hopeless, and then she recovered. And you are so thankful. You have
your daughter back.

This is a true story. In the past week, we had six seizing pregnant
patients come in. There’s not much going on in the hospital, as far
as elective cases, but the emergencies are keeping us busy somehow.
It’s hard to tell sometimes which sickness they have when they have
signs and symptoms of both eclampsia and cerebral malaria, so we treat
them both. You can’t really base your decisions solely on blood
pressure or fever or other tests.

So far none of the six have died. One walked home today. The patient
in this story has fully recovered. Two of our patients are still
seizing postoperatively. Our hospital has run out of magnesium, a
medicine to prevent seizures in this sickness. Luckily I found some
expired magnesium hidden in our office, but it is from 2013. It’s
probably less potent now. It’s also illegal to give expired
medications here now.

Many, many times I see this burn on a comatose patient’s leg. It’s called a Tchadian tattoo to those who have visited here. Even if you are not comatose, it’s easy to get burned. But when you are unconscious, your legs flop so easily on the sides of the motorcycle, it’s impossible to not get burned. The burn is the easy part to heal. Sometimes it’s not so easy to fix the underlying problem.

People use all types of ways to get their loved ones to the hospital. The least common method is by car. Other ways are moto (motorcycle), ox cart, donkey, pousse-pousse (a hand pushed cart with large wheels), and by foot.

Wednesday, July 1, 2015

Tchad bombings

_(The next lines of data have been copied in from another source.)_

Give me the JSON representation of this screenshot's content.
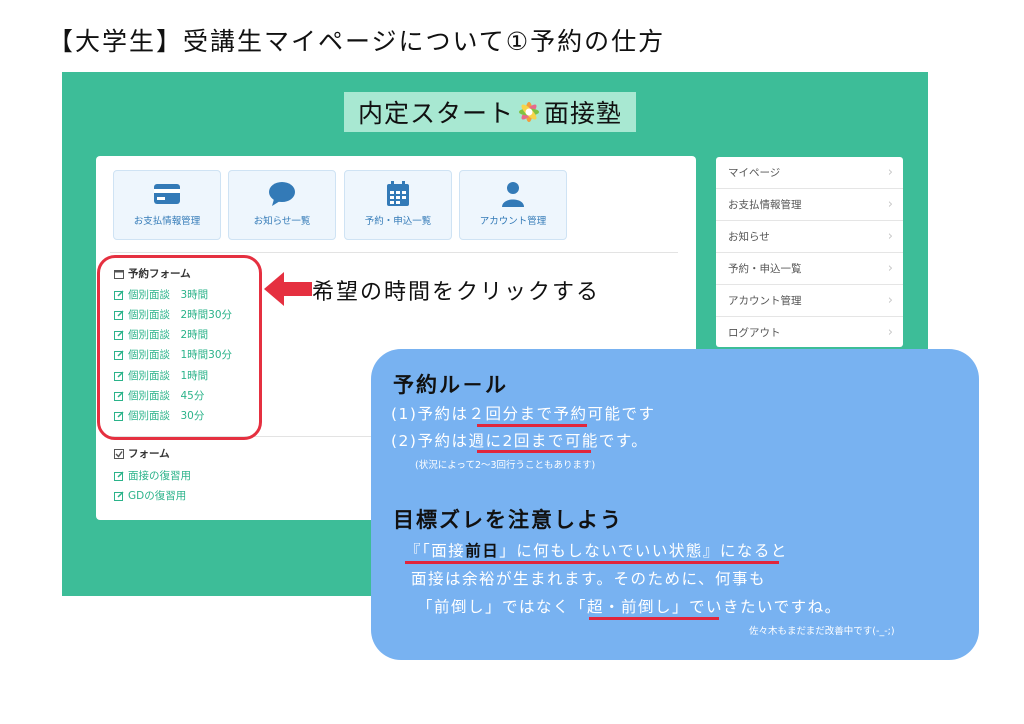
{
  "doc_title": "【大学生】受講生マイページについて①予約の仕方",
  "brand": {
    "prefix": "内定スタート",
    "logo_icon": "flower-logo-icon",
    "suffix": "面接塾"
  },
  "tiles": [
    {
      "label": "お支払情報管理",
      "icon": "credit-card-icon"
    },
    {
      "label": "お知らせ一覧",
      "icon": "speech-bubble-icon"
    },
    {
      "label": "予約・申込一覧",
      "icon": "calendar-icon"
    },
    {
      "label": "アカウント管理",
      "icon": "user-icon"
    }
  ],
  "reservation_form": {
    "heading": "予約フォーム",
    "items": [
      "個別面談　3時間",
      "個別面談　2時間30分",
      "個別面談　2時間",
      "個別面談　1時間30分",
      "個別面談　1時間",
      "個別面談　45分",
      "個別面談　30分"
    ]
  },
  "form_section": {
    "heading": "フォーム",
    "items": [
      "面接の復習用",
      "GDの復習用"
    ]
  },
  "callout": "希望の時間をクリックする",
  "sidebar": [
    "マイページ",
    "お支払情報管理",
    "お知らせ",
    "予約・申込一覧",
    "アカウント管理",
    "ログアウト"
  ],
  "rules": {
    "heading": "予約ル－ル",
    "line1": {
      "a": "(1)予約は",
      "b": "２回分まで",
      "c": "予約可能です"
    },
    "line2": {
      "a": "(2)予約は",
      "b": "週に2回まで",
      "c": "可能です。"
    },
    "note": "(状況によって2〜3回行うこともあります)"
  },
  "goal": {
    "heading": "目標ズレを注意しよう",
    "line1": {
      "a": "『「面接",
      "b": "前日",
      "c": "」に何もしないでいい状態』",
      "d": "になると"
    },
    "line2": "面接は余裕が生まれます。そのために、何事も",
    "line3": {
      "a": "「前倒し」ではなく",
      "b": "「超・前倒し」",
      "c": "でいきたいですね。"
    },
    "note": "佐々木もまだまだ改善中です(-_-;)"
  },
  "colors": {
    "frame": "#3dbd98",
    "link": "#2bb38a",
    "bubble": "#78b2f1",
    "highlight": "#e1263c"
  }
}
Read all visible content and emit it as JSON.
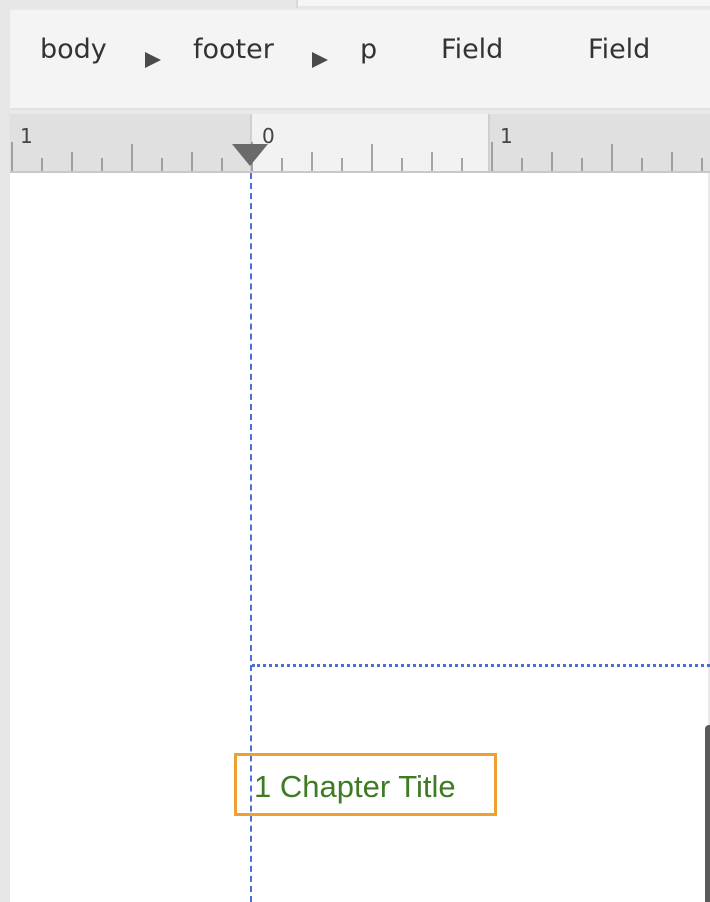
{
  "breadcrumb": {
    "items": [
      {
        "label": "body"
      },
      {
        "label": "footer"
      },
      {
        "label": "p"
      },
      {
        "label": "Field"
      },
      {
        "label": "Field"
      }
    ]
  },
  "ruler": {
    "labels": [
      "1",
      "0",
      "1"
    ]
  },
  "document": {
    "field_text": "1 Chapter Title"
  },
  "colors": {
    "field_border": "#f0a033",
    "field_text": "#3f7a25",
    "guide": "#4a6fd6"
  }
}
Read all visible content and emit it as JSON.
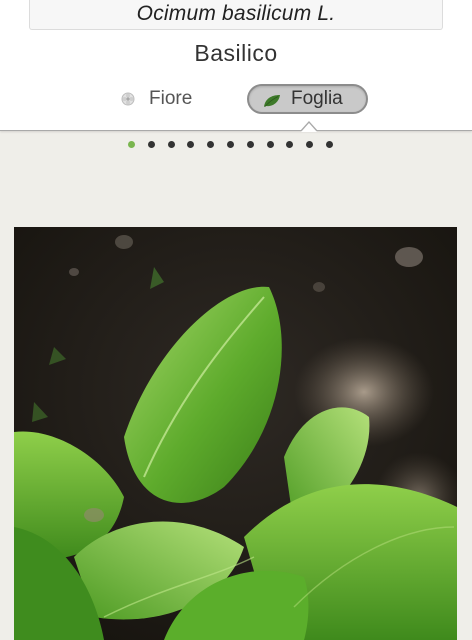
{
  "header": {
    "scientific_name": "Ocimum basilicum L.",
    "common_name": "Basilico"
  },
  "tabs": [
    {
      "label": "Fiore",
      "icon": "flower-icon",
      "selected": false
    },
    {
      "label": "Foglia",
      "icon": "leaf-icon",
      "selected": true
    }
  ],
  "pager": {
    "total": 11,
    "current": 1
  },
  "colors": {
    "accent_green": "#7ab64f",
    "leaf_icon": "#3e7a2a",
    "dot": "#333333"
  }
}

More bombings in Ndj this morning. I'm not saying this to scare you all, bc we are far from the capital but doesn't make me want to leave the country either bc I have to go trough NDJ.
Here's what another missionary wrote/discovered about the situation, "the story is that the Tchadien police discovered a BH safehouse and raided it this morning. Those in the house blew themselves up which also killed 5 police officers. So it was not another attack except that the police attacked them. Still terrible but makes us feel better about it. "
Prayers appreciated!
This just after the bombings 2 wks ago. Hopefully things calm down before we are to go back to America in 3 wks (leaving via Ndj). Another reason why I don't like cities!